> _DATA SECTION_
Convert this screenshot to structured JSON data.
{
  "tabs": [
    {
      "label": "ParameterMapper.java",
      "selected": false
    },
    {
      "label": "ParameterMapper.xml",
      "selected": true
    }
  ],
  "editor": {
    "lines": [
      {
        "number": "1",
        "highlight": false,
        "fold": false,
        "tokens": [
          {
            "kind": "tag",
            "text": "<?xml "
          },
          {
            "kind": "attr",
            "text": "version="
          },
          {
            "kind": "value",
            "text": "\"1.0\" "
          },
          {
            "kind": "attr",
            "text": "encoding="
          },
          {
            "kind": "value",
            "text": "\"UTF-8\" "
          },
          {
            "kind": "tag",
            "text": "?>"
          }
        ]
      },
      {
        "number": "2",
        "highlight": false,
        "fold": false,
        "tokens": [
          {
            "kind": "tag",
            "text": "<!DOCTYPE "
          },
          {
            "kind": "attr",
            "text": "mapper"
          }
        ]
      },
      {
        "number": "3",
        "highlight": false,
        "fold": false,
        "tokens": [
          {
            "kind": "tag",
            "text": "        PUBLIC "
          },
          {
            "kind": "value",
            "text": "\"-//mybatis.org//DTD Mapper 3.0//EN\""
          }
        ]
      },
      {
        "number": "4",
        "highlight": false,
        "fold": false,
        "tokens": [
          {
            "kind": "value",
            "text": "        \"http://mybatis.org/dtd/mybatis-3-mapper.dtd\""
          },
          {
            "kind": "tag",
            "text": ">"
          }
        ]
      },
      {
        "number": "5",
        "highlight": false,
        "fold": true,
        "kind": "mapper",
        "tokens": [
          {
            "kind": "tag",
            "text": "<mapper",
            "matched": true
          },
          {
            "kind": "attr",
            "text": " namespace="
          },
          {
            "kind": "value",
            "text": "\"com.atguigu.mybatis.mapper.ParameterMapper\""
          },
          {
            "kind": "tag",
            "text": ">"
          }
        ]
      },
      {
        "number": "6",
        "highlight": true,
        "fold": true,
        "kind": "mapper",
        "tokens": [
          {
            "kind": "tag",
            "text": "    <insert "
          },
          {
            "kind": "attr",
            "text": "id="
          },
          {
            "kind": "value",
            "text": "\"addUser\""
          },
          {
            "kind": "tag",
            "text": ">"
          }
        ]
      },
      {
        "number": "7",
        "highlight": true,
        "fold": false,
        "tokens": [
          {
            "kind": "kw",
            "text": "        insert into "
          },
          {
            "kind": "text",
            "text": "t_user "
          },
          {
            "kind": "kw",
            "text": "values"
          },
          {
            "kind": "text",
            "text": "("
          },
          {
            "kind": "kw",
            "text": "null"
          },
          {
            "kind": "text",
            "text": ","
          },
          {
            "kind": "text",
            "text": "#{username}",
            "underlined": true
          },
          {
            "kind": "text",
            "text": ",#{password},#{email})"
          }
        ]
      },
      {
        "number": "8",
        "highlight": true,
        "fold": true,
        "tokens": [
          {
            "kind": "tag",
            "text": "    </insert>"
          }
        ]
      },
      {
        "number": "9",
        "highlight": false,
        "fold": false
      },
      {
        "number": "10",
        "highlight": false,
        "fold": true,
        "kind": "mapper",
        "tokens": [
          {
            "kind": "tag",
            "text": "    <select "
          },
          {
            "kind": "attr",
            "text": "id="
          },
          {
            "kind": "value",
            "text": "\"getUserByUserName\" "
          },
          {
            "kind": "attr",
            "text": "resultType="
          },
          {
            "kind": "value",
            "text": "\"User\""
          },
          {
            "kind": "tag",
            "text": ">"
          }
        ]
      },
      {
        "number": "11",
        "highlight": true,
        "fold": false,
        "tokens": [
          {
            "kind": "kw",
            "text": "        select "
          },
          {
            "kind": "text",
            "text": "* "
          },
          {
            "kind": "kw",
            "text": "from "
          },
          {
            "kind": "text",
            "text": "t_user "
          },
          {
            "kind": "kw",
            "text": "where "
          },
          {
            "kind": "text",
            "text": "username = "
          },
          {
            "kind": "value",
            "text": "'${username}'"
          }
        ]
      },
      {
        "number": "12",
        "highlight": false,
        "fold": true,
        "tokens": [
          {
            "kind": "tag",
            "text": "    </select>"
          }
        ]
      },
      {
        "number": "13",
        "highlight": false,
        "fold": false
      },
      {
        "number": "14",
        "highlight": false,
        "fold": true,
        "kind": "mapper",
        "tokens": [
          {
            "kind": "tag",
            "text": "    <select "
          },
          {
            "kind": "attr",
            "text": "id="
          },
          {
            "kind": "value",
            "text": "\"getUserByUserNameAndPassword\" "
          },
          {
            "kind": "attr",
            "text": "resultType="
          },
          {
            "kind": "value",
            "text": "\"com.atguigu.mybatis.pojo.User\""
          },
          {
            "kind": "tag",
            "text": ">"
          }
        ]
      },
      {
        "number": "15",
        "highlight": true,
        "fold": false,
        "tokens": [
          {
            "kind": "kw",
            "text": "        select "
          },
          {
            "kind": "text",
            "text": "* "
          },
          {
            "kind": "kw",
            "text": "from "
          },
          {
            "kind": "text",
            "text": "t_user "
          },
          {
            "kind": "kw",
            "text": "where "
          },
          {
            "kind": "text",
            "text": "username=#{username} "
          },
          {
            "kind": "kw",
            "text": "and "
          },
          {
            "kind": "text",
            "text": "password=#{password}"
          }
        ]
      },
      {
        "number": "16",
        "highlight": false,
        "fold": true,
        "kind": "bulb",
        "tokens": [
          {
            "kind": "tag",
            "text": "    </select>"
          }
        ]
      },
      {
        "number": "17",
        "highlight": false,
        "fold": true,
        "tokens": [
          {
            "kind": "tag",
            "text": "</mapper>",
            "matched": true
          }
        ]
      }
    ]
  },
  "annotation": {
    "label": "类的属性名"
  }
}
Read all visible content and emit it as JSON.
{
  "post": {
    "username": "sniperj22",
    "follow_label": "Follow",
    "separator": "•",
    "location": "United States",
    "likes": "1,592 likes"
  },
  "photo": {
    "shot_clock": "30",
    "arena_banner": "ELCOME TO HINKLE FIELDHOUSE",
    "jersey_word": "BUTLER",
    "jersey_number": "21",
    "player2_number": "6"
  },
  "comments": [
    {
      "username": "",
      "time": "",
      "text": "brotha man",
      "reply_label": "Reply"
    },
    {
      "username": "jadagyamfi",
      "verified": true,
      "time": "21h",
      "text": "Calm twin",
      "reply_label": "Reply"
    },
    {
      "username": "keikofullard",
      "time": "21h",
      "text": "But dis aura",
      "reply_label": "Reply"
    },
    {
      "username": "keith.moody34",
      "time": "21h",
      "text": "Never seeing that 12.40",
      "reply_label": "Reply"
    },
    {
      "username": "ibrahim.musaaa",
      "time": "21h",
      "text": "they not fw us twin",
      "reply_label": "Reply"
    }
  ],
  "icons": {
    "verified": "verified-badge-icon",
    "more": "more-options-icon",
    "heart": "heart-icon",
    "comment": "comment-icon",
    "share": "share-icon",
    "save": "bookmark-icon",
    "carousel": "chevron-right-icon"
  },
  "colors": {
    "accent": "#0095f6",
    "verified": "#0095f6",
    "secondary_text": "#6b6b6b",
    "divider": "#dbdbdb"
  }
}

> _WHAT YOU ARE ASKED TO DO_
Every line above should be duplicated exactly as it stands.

> _FINISHED TASK_
Convert this screenshot to structured JSON data.
{
  "tabs": [
    {
      "label": "ParameterMapper.java",
      "selected": false
    },
    {
      "label": "ParameterMapper.xml",
      "selected": true
    }
  ],
  "editor": {
    "lines": [
      {
        "number": "1",
        "highlight": false,
        "fold": false,
        "tokens": [
          {
            "kind": "tag",
            "text": "<?xml "
          },
          {
            "kind": "attr",
            "text": "version="
          },
          {
            "kind": "value",
            "text": "\"1.0\" "
          },
          {
            "kind": "attr",
            "text": "encoding="
          },
          {
            "kind": "value",
            "text": "\"UTF-8\" "
          },
          {
            "kind": "tag",
            "text": "?>"
          }
        ]
      },
      {
        "number": "2",
        "highlight": false,
        "fold": false,
        "tokens": [
          {
            "kind": "tag",
            "text": "<!DOCTYPE "
          },
          {
            "kind": "attr",
            "text": "mapper"
          }
        ]
      },
      {
        "number": "3",
        "highlight": false,
        "fold": false,
        "tokens": [
          {
            "kind": "tag",
            "text": "        PUBLIC "
          },
          {
            "kind": "value",
            "text": "\"-//mybatis.org//DTD Mapper 3.0//EN\""
          }
        ]
      },
      {
        "number": "4",
        "highlight": false,
        "fold": false,
        "tokens": [
          {
            "kind": "value",
            "text": "        \"http://mybatis.org/dtd/mybatis-3-mapper.dtd\""
          },
          {
            "kind": "tag",
            "text": ">"
          }
        ]
      },
      {
        "number": "5",
        "highlight": false,
        "fold": true,
        "kind": "mapper",
        "tokens": [
          {
            "kind": "tag",
            "text": "<mapper",
            "matched": true
          },
          {
            "kind": "attr",
            "text": " namespace="
          },
          {
            "kind": "value",
            "text": "\"com.atguigu.mybatis.mapper.ParameterMapper\""
          },
          {
            "kind": "tag",
            "text": ">"
          }
        ]
      },
      {
        "number": "6",
        "highlight": true,
        "fold": true,
        "kind": "mapper",
        "tokens": [
          {
            "kind": "tag",
            "text": "    <insert "
          },
          {
            "kind": "attr",
            "text": "id="
          },
          {
            "kind": "value",
            "text": "\"addUser\""
          },
          {
            "kind": "tag",
            "text": ">"
          }
        ]
      },
      {
        "number": "7",
        "highlight": true,
        "fold": false,
        "tokens": [
          {
            "kind": "kw",
            "text": "        insert into "
          },
          {
            "kind": "text",
            "text": "t_user "
          },
          {
            "kind": "kw",
            "text": "values"
          },
          {
            "kind": "text",
            "text": "("
          },
          {
            "kind": "kw",
            "text": "null"
          },
          {
            "kind": "text",
            "text": ","
          },
          {
            "kind": "text",
            "text": "#{username}",
            "underlined": true
          },
          {
            "kind": "text",
            "text": ",#{password},#{email})"
          }
        ]
      },
      {
        "number": "8",
        "highlight": true,
        "fold": true,
        "tokens": [
          {
            "kind": "tag",
            "text": "    </insert>"
          }
        ]
      },
      {
        "number": "9",
        "highlight": false,
        "fold": false
      },
      {
        "number": "10",
        "highlight": false,
        "fold": true,
        "kind": "mapper",
        "tokens": [
          {
            "kind": "tag",
            "text": "    <select "
          },
          {
            "kind": "attr",
            "text": "id="
          },
          {
            "kind": "value",
            "text": "\"getUserByUserName\" "
          },
          {
            "kind": "attr",
            "text": "resultType="
          },
          {
            "kind": "value",
            "text": "\"User\""
          },
          {
            "kind": "tag",
            "text": ">"
          }
        ]
      },
      {
        "number": "11",
        "highlight": true,
        "fold": false,
        "tokens": [
          {
            "kind": "kw",
            "text": "        select "
          },
          {
            "kind": "text",
            "text": "* "
          },
          {
            "kind": "kw",
            "text": "from "
          },
          {
            "kind": "text",
            "text": "t_user "
          },
          {
            "kind": "kw",
            "text": "where "
          },
          {
            "kind": "text",
            "text": "username = "
          },
          {
            "kind": "value",
            "text": "'${username}'"
          }
        ]
      },
      {
        "number": "12",
        "highlight": false,
        "fold": true,
        "tokens": [
          {
            "kind": "tag",
            "text": "    </select>"
          }
        ]
      },
      {
        "number": "13",
        "highlight": false,
        "fold": false
      },
      {
        "number": "14",
        "highlight": false,
        "fold": true,
        "kind": "mapper",
        "tokens": [
          {
            "kind": "tag",
            "text": "    <select "
          },
          {
            "kind": "attr",
            "text": "id="
          },
          {
            "kind": "value",
            "text": "\"getUserByUserNameAndPassword\" "
          },
          {
            "kind": "attr",
            "text": "resultType="
          },
          {
            "kind": "value",
            "text": "\"com.atguigu.mybatis.pojo.User\""
          },
          {
            "kind": "tag",
            "text": ">"
          }
        ]
      },
      {
        "number": "15",
        "highlight": true,
        "fold": false,
        "tokens": [
          {
            "kind": "kw",
            "text": "        select "
          },
          {
            "kind": "text",
            "text": "* "
          },
          {
            "kind": "kw",
            "text": "from "
          },
          {
            "kind": "text",
            "text": "t_user "
          },
          {
            "kind": "kw",
            "text": "where "
          },
          {
            "kind": "text",
            "text": "username=#{username} "
          },
          {
            "kind": "kw",
            "text": "and "
          },
          {
            "kind": "text",
            "text": "password=#{password}"
          }
        ]
      },
      {
        "number": "16",
        "highlight": false,
        "fold": true,
        "kind": "bulb",
        "tokens": [
          {
            "kind": "tag",
            "text": "    </select>"
          }
        ]
      },
      {
        "number": "17",
        "highlight": false,
        "fold": true,
        "tokens": [
          {
            "kind": "tag",
            "text": "</mapper>",
            "matched": true
          }
        ]
      }
    ]
  },
  "annotation": {
    "label": "类的属性名"
  }
}
Read all visible content and emit it as JSON.
{
  "post": {
    "username": "sniperj22",
    "follow_label": "Follow",
    "separator": "•",
    "location": "United States",
    "likes": "1,592 likes"
  },
  "photo": {
    "shot_clock": "30",
    "arena_banner": "ELCOME TO HINKLE FIELDHOUSE",
    "jersey_word": "BUTLER",
    "jersey_number": "21",
    "player2_number": "6"
  },
  "comments": [
    {
      "username": "",
      "time": "",
      "text": "brotha man",
      "reply_label": "Reply"
    },
    {
      "username": "jadagyamfi",
      "verified": true,
      "time": "21h",
      "text": "Calm twin",
      "reply_label": "Reply"
    },
    {
      "username": "keikofullard",
      "time": "21h",
      "text": "But dis aura",
      "reply_label": "Reply"
    },
    {
      "username": "keith.moody34",
      "time": "21h",
      "text": "Never seeing that 12.40",
      "reply_label": "Reply"
    },
    {
      "username": "ibrahim.musaaa",
      "time": "21h",
      "text": "they not fw us twin",
      "reply_label": "Reply"
    }
  ],
  "icons": {
    "verified": "verified-badge-icon",
    "more": "more-options-icon",
    "heart": "heart-icon",
    "comment": "comment-icon",
    "share": "share-icon",
    "save": "bookmark-icon",
    "carousel": "chevron-right-icon"
  },
  "colors": {
    "accent": "#0095f6",
    "verified": "#0095f6",
    "secondary_text": "#6b6b6b",
    "divider": "#dbdbdb"
  }
}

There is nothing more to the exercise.